| TASK TO CARRY OUT |
Check every line of the entries that follow, and copy the ones containing "title".

| DATASET |
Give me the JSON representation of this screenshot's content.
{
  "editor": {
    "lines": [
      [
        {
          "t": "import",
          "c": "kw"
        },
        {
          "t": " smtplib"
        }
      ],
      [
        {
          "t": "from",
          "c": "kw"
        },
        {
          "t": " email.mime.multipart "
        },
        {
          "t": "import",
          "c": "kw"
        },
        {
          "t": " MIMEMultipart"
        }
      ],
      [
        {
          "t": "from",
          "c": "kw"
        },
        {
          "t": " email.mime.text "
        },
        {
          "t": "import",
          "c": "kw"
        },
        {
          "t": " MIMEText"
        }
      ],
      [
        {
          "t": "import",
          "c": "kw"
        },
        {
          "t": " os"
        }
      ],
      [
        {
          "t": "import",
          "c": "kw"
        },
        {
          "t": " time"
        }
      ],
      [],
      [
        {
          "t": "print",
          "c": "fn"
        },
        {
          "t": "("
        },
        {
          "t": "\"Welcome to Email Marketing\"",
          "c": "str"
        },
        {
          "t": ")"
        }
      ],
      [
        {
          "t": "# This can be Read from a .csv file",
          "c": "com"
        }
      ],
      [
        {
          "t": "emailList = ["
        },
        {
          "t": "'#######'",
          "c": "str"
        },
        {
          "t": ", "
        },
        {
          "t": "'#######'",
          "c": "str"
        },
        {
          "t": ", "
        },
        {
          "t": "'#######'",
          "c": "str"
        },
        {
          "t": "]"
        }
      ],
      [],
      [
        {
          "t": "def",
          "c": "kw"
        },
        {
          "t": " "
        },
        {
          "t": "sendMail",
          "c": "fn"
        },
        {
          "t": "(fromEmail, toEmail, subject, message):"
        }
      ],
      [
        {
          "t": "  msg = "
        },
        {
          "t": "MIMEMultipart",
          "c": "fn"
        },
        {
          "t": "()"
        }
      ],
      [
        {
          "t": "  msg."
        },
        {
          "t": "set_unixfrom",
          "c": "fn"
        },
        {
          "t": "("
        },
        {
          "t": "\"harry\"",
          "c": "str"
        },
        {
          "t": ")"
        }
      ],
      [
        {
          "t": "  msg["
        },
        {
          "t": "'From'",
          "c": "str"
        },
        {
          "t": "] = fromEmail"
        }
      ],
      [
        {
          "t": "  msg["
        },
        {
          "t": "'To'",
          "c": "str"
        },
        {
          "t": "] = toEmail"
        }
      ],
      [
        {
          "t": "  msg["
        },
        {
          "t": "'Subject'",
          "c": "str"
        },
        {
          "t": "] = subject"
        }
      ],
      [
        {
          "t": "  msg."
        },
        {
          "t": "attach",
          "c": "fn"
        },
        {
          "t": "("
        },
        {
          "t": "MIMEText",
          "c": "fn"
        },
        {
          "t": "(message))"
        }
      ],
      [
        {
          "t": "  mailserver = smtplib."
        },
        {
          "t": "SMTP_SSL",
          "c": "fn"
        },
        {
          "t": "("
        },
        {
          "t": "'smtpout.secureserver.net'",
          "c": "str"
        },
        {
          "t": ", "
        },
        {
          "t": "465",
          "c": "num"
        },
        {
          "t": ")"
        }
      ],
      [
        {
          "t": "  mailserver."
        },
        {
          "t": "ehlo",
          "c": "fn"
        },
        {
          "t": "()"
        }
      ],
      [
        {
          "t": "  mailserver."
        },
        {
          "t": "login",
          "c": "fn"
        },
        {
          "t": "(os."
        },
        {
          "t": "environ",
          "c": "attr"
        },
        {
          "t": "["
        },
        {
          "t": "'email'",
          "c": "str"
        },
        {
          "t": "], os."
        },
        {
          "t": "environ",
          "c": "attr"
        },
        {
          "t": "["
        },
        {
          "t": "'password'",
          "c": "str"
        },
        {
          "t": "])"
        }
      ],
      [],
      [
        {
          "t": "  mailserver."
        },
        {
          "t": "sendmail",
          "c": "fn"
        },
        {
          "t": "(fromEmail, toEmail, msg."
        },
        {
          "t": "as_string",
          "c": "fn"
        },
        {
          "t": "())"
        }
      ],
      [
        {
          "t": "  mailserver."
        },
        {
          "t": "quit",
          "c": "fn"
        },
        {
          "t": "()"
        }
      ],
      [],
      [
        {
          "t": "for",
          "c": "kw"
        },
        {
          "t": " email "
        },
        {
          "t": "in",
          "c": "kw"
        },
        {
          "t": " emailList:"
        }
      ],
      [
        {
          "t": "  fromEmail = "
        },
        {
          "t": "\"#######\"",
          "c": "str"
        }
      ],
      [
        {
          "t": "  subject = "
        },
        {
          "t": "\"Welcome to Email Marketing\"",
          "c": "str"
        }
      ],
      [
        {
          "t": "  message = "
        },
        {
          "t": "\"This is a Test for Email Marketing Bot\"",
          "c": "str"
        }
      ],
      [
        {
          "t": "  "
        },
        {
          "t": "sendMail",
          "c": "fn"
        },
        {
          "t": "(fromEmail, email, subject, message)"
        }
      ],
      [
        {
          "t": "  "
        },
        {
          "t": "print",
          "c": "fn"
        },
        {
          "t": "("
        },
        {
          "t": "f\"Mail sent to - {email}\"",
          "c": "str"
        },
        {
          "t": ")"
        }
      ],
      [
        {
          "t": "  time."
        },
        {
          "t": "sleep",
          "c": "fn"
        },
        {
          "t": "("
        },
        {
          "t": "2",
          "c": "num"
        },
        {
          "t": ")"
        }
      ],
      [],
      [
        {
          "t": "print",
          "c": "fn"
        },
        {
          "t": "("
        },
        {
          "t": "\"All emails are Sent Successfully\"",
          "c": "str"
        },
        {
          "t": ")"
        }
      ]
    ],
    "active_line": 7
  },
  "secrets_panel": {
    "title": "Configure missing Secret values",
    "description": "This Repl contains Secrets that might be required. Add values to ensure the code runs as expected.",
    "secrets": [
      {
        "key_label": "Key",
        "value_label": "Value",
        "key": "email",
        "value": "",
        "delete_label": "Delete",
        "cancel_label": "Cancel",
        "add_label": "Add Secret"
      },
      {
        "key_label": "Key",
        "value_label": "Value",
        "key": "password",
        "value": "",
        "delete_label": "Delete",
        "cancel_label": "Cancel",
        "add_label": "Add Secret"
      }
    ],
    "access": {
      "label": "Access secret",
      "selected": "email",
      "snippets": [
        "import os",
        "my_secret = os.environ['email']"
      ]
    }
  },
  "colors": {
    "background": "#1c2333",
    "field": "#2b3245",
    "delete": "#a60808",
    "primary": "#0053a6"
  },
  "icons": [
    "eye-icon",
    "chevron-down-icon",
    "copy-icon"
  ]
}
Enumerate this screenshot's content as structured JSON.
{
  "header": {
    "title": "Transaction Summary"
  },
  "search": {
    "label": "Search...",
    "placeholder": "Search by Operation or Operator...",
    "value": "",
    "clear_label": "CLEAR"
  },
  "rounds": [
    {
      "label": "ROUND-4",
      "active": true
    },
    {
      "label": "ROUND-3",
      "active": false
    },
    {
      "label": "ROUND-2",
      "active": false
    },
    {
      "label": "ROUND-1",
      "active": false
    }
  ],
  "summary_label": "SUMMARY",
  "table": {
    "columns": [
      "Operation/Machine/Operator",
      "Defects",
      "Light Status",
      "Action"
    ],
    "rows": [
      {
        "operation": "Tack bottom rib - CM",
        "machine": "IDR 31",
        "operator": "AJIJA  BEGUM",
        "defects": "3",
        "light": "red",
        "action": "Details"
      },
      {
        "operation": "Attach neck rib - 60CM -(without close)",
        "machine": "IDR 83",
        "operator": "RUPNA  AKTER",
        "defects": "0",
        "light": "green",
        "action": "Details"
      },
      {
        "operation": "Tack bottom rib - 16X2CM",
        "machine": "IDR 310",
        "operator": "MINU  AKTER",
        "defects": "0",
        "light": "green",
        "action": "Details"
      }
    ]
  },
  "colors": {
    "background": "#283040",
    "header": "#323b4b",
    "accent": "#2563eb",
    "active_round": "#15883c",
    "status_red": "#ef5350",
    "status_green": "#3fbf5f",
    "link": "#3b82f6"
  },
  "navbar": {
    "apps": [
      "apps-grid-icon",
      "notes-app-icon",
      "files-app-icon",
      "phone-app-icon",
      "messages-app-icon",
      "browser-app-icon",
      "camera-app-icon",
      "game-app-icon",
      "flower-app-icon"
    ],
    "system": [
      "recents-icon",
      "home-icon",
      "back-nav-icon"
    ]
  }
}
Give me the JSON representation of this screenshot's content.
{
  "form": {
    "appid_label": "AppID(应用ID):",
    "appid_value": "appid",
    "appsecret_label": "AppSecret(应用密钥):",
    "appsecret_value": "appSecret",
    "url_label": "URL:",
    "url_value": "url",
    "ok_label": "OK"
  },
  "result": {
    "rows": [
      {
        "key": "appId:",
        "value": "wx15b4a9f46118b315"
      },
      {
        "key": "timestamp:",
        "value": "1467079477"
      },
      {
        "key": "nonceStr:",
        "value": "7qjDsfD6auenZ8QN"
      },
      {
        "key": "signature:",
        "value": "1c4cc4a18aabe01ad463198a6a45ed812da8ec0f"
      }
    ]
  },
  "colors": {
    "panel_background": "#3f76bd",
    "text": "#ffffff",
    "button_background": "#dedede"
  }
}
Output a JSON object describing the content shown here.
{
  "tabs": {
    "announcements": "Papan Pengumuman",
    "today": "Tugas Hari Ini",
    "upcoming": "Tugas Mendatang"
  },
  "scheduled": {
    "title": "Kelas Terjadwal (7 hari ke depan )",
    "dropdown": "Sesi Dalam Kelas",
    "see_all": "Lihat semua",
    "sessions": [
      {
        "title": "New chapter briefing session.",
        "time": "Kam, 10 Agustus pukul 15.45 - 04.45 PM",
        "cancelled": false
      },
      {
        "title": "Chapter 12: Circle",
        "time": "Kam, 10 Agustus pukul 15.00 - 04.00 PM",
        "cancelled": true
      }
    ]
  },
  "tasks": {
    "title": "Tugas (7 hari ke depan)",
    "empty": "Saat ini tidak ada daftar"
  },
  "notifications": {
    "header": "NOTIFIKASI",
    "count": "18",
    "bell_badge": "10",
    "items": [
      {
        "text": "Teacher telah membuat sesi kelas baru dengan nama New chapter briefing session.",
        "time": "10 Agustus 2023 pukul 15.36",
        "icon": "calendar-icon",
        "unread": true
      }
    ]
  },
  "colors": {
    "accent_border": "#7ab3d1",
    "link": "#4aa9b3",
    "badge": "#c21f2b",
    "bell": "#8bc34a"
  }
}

| RESPONSE BELOW |
    "title": "Configure missing Secret values",
    "title": "Transaction Summary"
    "title": "Kelas Terjadwal (7 hari ke depan )",
        "title": "New chapter briefing session.",
        "title": "Chapter 12: Circle",
    "title": "Tugas (7 hari ke depan)",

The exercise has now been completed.